LITTLE ROCK, Ark. (AP) — Two-thirds of Arkansans listed the economy as their top concern, but a vast majority said they believed the state is headed in the right direction, a poll released Wednesday by the University of Arkansas showed.
The school's Arkansas Poll, which is conducted annually to gauge Arkansans' opinions about a range of issues, showed 67 percent of respondents listed the economy as the top problem or issue facing the state. That's a jump from 52 percent who listed the economy as the top issue facing the state in the poll last year.
"It's simply sucking all the air out of the room," said Janine Parry, a political science professor at the school who designed the poll. "It's clearly the top issue on voters' minds right now."
Eastern Research Services, which conducted the phone poll for the school, interviewed 800 state residents for the University of Arkansas between Oct. 14 and Oct. 19. The poll has a margin of error of plus or minus 3.5 percentage points.
Despite the concerns about the economy, the poll indicated Arkansans feel more confident about the state's future. Seventy-four percent of those polled said they feel that Arkansas is generally headed in the right direction. Twenty percent said they felt the state was headed in the wrong direction.
The numbers show that Arkansans are differentiating between the state's economic situation and the nation's. Though the state's unemployment is at a 24-year high, the state has weathered the economic downturn better than most other states and ended the fiscal year in July with a $94 million surplus.
"I think people are making a distinction here to what's happening elsewhere," Parry said.
The poll also showed that President Barack Obama remains deeply unpopular in Arkansas, a state he lost in the 2008 election. Thirty-two percent of those polled said they approved of Obama's performance as president, while 60 percent disapproved.
Obama lost the state's six electoral votes to Republican nominee John McCain by 20 points in the 2008 election. He lost the state's Democratic primary earlier that year to Hillary Rodham Clinton. Gov. Mike Beebe, a Democrat who had endorsed Clinton over Obama in the 2008 primary, pointed to the latest poll numbers as he predicted Obama couldn't win the state.
"I think you'd have to be living in a cave not to believe that Obama doesn't stand a lot of chance of winning Arkansas. ... I don't think he's going to carry Arkansas," Beebe said in an interview broadcast live on the Talk Business website.
The poll showed that Beebe, who was re-elected last year, remains popular in the state despite recent Republican gains. Seventy-two percent of those polled approved of Beebe's job performance, and only 13 percent disapproved.
Both of the state's senators didn't enjoy the same support. U.S. Sen. John Boozman, a Republican who defeated Democratic Sen. Blanche Lincoln last year, had a 40 percent approval and 24 percent disapproval rating.
U.S. Sen. Mark Pryor had a 47 percent approval rating, with 27 percent of respondent disapproving of his job as senator. Pryor, who is serving his second term, has said he's likely to run for re-election in 2014.

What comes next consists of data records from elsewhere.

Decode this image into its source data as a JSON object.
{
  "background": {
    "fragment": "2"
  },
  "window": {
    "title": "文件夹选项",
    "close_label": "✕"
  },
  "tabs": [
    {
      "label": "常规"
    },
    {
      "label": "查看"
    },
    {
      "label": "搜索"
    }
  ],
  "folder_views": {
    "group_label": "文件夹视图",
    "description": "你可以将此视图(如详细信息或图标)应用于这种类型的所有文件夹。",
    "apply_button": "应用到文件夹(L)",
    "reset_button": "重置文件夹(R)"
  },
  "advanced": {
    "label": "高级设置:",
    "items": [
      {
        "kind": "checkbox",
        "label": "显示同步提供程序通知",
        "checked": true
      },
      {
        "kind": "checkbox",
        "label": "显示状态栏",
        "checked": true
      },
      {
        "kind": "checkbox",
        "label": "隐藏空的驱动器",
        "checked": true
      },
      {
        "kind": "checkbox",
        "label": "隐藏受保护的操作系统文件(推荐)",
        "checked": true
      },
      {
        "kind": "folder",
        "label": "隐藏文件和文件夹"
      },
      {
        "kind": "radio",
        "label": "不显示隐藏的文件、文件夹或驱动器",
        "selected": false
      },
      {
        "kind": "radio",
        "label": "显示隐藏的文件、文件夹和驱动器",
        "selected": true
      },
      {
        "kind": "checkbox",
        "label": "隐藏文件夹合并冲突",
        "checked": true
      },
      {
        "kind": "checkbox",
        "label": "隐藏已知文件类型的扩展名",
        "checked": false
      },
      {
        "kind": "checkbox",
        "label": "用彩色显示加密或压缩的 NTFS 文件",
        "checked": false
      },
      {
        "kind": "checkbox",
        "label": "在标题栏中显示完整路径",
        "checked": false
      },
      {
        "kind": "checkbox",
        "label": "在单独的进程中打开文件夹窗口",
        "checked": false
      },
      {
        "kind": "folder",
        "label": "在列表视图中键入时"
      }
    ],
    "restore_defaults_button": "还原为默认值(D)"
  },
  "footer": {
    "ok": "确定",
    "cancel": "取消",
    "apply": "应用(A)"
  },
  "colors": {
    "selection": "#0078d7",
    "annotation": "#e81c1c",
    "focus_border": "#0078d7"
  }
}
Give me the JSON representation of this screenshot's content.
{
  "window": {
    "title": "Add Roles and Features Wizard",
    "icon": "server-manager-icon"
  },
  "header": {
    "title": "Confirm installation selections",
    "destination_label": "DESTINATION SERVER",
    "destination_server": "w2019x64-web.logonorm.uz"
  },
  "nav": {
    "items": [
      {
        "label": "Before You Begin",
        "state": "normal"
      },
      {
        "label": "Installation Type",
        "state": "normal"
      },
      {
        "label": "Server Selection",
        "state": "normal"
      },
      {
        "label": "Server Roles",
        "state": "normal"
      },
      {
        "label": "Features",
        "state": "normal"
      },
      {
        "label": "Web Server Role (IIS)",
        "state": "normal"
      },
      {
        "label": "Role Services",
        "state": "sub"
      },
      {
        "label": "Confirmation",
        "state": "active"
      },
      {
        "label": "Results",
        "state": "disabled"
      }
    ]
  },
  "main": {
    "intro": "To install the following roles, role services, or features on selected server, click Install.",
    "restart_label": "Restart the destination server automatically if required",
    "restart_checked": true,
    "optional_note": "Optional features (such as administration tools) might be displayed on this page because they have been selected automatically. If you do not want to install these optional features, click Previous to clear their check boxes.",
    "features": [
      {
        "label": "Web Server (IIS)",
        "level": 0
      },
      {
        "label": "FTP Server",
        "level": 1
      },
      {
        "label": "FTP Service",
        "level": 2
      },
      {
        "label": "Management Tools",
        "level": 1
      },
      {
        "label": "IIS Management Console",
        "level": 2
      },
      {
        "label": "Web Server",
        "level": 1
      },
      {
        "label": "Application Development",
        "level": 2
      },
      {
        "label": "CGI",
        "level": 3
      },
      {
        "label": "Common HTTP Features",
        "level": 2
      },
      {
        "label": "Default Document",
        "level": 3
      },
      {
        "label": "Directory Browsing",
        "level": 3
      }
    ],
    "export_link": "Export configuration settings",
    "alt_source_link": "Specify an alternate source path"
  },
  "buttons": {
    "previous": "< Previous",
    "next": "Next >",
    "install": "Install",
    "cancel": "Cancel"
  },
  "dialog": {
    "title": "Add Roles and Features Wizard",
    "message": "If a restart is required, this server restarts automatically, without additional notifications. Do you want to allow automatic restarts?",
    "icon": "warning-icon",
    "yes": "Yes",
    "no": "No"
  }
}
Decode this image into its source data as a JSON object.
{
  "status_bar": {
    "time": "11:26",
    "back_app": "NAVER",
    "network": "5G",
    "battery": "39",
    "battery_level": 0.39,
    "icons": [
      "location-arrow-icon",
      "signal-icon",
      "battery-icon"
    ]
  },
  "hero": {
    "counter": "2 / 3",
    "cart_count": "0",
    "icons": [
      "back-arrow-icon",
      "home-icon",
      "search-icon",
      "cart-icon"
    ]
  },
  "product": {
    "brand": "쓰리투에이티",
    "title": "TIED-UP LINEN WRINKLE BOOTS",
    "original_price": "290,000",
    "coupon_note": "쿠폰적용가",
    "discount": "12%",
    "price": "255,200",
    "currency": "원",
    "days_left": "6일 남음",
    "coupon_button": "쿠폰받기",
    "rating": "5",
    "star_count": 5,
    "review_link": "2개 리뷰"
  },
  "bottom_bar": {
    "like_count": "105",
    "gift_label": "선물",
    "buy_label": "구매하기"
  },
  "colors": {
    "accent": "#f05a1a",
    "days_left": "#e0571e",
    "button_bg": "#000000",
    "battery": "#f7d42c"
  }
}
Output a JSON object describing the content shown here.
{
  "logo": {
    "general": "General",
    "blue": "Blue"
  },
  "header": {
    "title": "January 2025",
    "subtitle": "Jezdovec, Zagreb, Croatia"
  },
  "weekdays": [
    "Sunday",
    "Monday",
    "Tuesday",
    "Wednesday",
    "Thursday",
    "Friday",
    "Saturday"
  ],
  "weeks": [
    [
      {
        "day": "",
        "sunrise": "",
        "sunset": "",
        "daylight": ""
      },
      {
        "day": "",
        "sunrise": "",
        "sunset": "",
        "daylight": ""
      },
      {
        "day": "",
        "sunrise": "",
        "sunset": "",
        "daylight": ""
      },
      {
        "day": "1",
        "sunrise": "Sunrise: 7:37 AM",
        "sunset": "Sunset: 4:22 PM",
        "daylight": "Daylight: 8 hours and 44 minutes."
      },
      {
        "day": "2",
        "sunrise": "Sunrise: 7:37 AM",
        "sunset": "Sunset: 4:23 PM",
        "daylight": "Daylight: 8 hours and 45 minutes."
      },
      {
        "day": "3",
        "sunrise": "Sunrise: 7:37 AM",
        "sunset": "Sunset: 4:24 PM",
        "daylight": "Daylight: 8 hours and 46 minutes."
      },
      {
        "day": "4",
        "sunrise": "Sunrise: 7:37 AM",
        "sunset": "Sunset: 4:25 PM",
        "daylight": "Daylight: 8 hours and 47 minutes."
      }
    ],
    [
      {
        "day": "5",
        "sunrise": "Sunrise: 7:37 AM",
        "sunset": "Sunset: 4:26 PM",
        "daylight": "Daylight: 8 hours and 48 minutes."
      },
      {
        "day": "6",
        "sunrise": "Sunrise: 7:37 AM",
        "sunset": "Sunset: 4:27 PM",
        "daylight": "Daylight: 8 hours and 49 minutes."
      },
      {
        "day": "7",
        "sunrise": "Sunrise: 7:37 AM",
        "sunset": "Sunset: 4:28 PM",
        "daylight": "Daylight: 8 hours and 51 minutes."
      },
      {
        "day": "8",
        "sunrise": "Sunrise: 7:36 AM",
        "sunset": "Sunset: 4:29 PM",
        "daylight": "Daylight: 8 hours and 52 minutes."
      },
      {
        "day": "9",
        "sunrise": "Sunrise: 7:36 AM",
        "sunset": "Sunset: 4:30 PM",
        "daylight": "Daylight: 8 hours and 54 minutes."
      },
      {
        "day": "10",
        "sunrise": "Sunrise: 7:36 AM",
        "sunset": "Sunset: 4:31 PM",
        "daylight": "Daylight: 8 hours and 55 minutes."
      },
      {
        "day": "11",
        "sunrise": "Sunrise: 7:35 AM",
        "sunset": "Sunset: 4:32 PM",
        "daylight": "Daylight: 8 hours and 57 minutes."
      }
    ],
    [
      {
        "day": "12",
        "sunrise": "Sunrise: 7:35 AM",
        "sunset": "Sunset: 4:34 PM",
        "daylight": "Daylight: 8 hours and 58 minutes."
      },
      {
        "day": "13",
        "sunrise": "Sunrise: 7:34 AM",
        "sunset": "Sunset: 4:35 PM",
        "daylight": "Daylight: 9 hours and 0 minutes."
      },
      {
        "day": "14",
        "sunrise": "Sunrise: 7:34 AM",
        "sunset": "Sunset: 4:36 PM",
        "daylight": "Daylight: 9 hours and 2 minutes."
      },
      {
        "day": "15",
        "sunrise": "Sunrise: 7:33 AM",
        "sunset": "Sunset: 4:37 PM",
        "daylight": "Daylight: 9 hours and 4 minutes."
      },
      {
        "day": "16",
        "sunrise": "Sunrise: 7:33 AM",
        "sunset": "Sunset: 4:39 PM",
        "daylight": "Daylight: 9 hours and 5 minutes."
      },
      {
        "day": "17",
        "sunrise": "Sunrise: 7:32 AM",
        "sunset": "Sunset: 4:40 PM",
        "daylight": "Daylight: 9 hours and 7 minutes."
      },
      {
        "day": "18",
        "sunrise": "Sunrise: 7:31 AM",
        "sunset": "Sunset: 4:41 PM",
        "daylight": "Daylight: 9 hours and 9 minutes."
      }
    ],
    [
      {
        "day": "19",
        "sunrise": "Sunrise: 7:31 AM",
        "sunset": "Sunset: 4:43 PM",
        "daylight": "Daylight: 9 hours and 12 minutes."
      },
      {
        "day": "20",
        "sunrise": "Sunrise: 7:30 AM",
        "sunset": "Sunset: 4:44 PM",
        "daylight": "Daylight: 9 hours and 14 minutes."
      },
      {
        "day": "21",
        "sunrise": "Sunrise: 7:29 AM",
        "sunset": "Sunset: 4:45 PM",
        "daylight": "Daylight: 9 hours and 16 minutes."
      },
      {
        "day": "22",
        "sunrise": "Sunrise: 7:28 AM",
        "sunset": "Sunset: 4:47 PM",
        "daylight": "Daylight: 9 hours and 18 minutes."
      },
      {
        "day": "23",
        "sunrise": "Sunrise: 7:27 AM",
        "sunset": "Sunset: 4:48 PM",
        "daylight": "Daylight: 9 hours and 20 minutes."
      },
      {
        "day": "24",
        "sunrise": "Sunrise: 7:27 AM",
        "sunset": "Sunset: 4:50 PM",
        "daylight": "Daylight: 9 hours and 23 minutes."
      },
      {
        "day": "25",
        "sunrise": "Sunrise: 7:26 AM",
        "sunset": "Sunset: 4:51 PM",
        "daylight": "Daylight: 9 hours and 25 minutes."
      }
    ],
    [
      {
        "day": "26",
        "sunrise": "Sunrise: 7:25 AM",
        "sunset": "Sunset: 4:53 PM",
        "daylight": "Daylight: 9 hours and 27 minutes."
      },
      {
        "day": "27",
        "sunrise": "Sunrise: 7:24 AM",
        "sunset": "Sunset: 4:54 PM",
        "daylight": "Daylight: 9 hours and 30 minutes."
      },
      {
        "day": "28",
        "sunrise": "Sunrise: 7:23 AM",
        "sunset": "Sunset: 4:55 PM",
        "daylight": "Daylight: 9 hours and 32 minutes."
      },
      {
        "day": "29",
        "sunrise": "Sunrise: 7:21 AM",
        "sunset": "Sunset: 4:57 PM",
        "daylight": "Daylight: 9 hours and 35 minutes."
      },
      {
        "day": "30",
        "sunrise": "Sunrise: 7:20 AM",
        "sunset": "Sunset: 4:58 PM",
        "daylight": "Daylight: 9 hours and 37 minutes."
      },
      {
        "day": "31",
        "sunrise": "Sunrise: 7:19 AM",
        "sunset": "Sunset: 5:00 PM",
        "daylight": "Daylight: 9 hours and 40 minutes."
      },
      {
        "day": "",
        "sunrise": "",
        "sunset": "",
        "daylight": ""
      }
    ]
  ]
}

The poll also indicated strong support for a proposal on the ballot Nov. 8 to renew a $575 million bond program to repair Arkansas' highways. Sixty-three percent of respondents said they support the proposal to allow an existing 4-cent-a-gallon diesel tax approved in 1999 to be used to pay for the highway bond program.
Twenty-eight percent said they opposed the measure.
Arkansas Poll: http://www.uark.edu/depts/plscinfo/partners/arkpoll.php